The idea that I am no longer the mother of a five year-old, and never will be, somehow feels monumental.It’s like five is the threshold that divides little kids from big kids. Kindergarteners from school children. Girls who need help tying their own shoes from I CAN DO IT MYSELF, MOM! New mothers from those who are supposed to have a better idea of exactly what to do in every situation.
(Kind of. Maybe. Don’t worry, I am enjoying making it up as I go along.)
Sage, you are one of the most remarkable kids here or anywhere and I say that with only 67% bias. The questions you ask blow me away; you must have inherited your Grandma’s mind for Socratic thinking:
Do bad guys know they’re bad guys or do they think that they’re good guys and we’re the bad guys?
You challenge me in the best possible ways. You blow me away with your love for reading and drawing and remembering every single Harry Potter character in the book even when I can’t, and doing headstands on the couch. Your hugs can bring me to my knees. Your crazy “Dynamite” dance should go viral. You eat broccoli saying you don’t like it, but you eat it anyway. You stir the pancake batter with so much care. You have thoughts, interests, stubborn demands and exceedingly kind gestures that are entirely your own.The cats now like you more than they are terrified by you.
And yes, you make me grateful for Wikipedia.
You also have a sister who loves you so much, that the first thing she did this morning was scamper to the kitchen to make you cinnamon toast in bed. I don’t even mind sleeping on the crumbs.
I’m so glad you have each other. And I’m so glad I have you.
In the past six years, you found your smile. It radiates from the inside. It warms anyone within its radius.

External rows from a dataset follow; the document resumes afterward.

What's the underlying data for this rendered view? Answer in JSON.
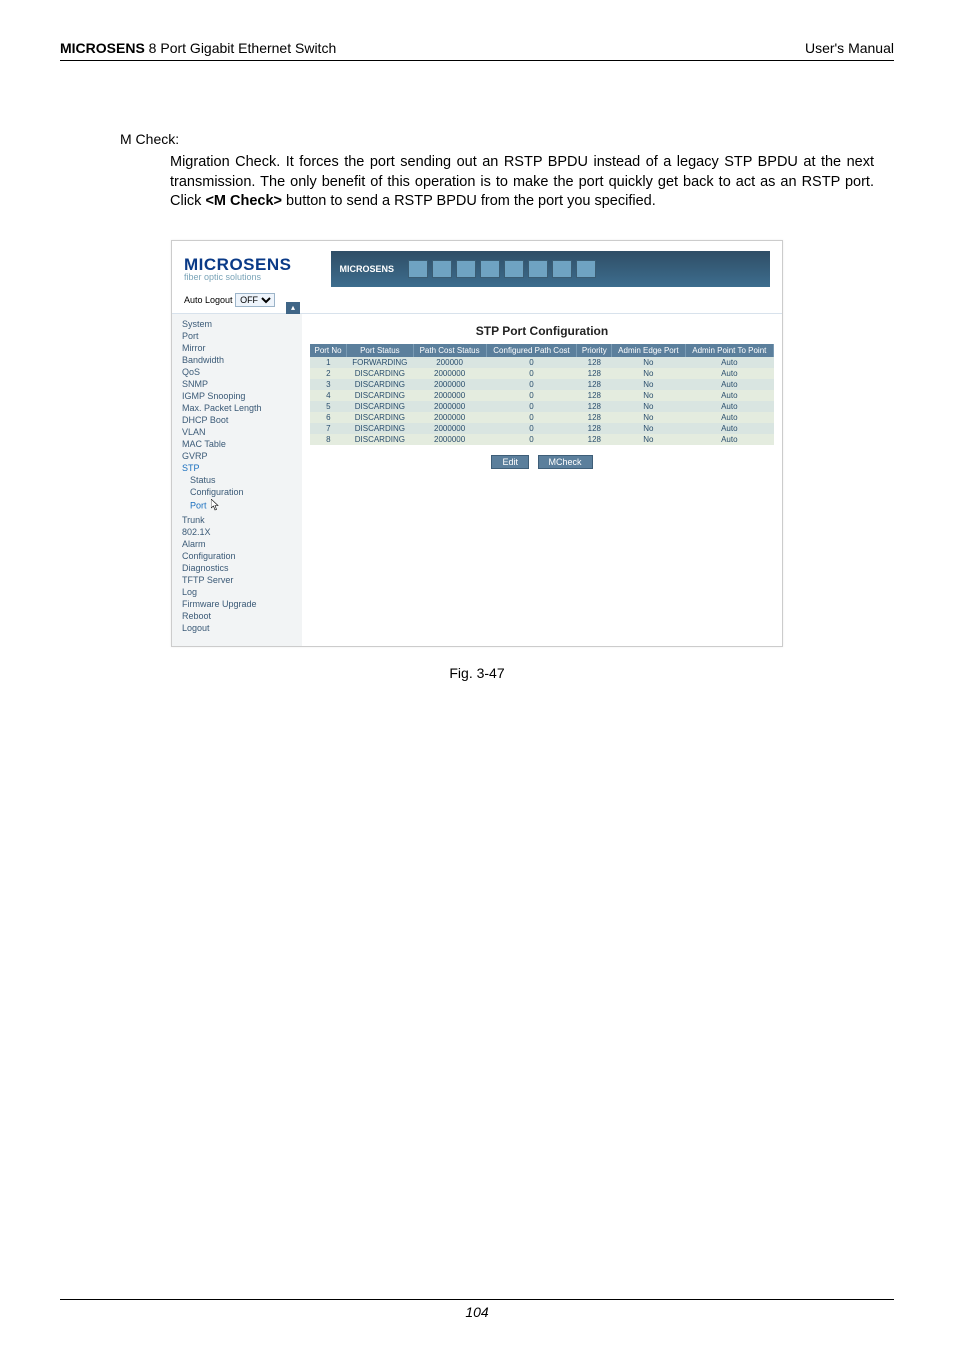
{
  "header": {
    "brand": "MICROSENS",
    "product": " 8 Port Gigabit Ethernet Switch",
    "right": "User's Manual"
  },
  "section": {
    "label": "M Check:",
    "body_pre": "Migration Check. It forces the port sending out an RSTP BPDU instead of a legacy STP BPDU at the next transmission. The only benefit of this operation is to make the port quickly get back to act as an RSTP port. Click ",
    "body_bold": "<M Check>",
    "body_post": " button to send a RSTP BPDU from the port you specified."
  },
  "shot": {
    "brand_line1": "MICROSENS",
    "brand_line2": "fiber optic solutions",
    "banner_label": "MICROSENS",
    "autologout_label": "Auto Logout",
    "autologout_value": "OFF",
    "nav": [
      "System",
      "Port",
      "Mirror",
      "Bandwidth",
      "QoS",
      "SNMP",
      "IGMP Snooping",
      "Max. Packet Length",
      "DHCP Boot",
      "VLAN",
      "MAC Table",
      "GVRP"
    ],
    "nav_stp": "STP",
    "nav_stp_sub": [
      "Status",
      "Configuration",
      "Port"
    ],
    "nav_after": [
      "Trunk",
      "802.1X",
      "Alarm",
      "Configuration",
      "Diagnostics",
      "TFTP Server",
      "Log",
      "Firmware Upgrade",
      "Reboot",
      "Logout"
    ],
    "content_title": "STP Port Configuration",
    "cols": [
      "Port No",
      "Port Status",
      "Path Cost Status",
      "Configured Path Cost",
      "Priority",
      "Admin Edge Port",
      "Admin Point To Point"
    ],
    "rows": [
      {
        "no": "1",
        "status": "FORWARDING",
        "pcs": "200000",
        "cpc": "0",
        "prio": "128",
        "edge": "No",
        "p2p": "Auto"
      },
      {
        "no": "2",
        "status": "DISCARDING",
        "pcs": "2000000",
        "cpc": "0",
        "prio": "128",
        "edge": "No",
        "p2p": "Auto"
      },
      {
        "no": "3",
        "status": "DISCARDING",
        "pcs": "2000000",
        "cpc": "0",
        "prio": "128",
        "edge": "No",
        "p2p": "Auto"
      },
      {
        "no": "4",
        "status": "DISCARDING",
        "pcs": "2000000",
        "cpc": "0",
        "prio": "128",
        "edge": "No",
        "p2p": "Auto"
      },
      {
        "no": "5",
        "status": "DISCARDING",
        "pcs": "2000000",
        "cpc": "0",
        "prio": "128",
        "edge": "No",
        "p2p": "Auto"
      },
      {
        "no": "6",
        "status": "DISCARDING",
        "pcs": "2000000",
        "cpc": "0",
        "prio": "128",
        "edge": "No",
        "p2p": "Auto"
      },
      {
        "no": "7",
        "status": "DISCARDING",
        "pcs": "2000000",
        "cpc": "0",
        "prio": "128",
        "edge": "No",
        "p2p": "Auto"
      },
      {
        "no": "8",
        "status": "DISCARDING",
        "pcs": "2000000",
        "cpc": "0",
        "prio": "128",
        "edge": "No",
        "p2p": "Auto"
      }
    ],
    "btn_edit": "Edit",
    "btn_mcheck": "MCheck"
  },
  "caption": "Fig. 3-47",
  "page_number": "104"
}
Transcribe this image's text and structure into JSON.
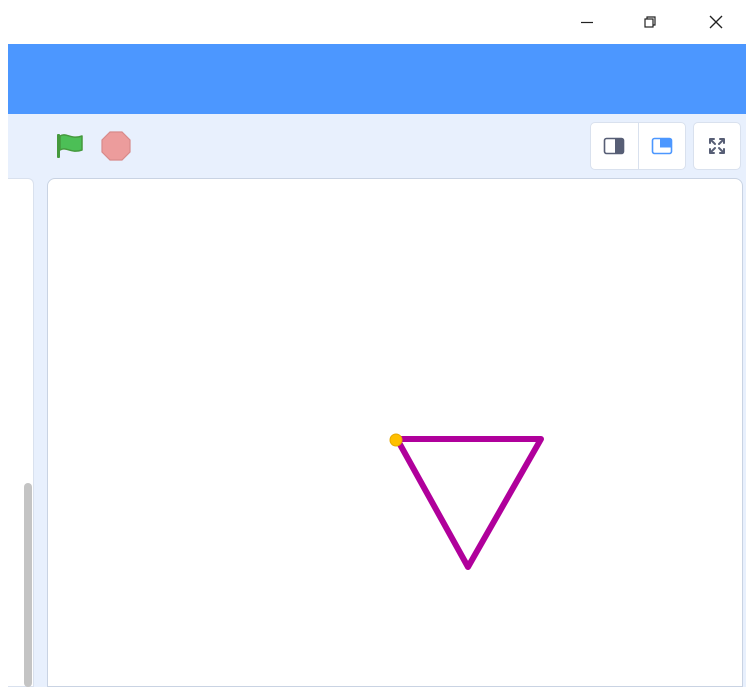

It is irresistible and it is exquisite. And so are you.
Happy birthday my beautiful Sage. My beautiful six year-old. Oh God, how did that happen again?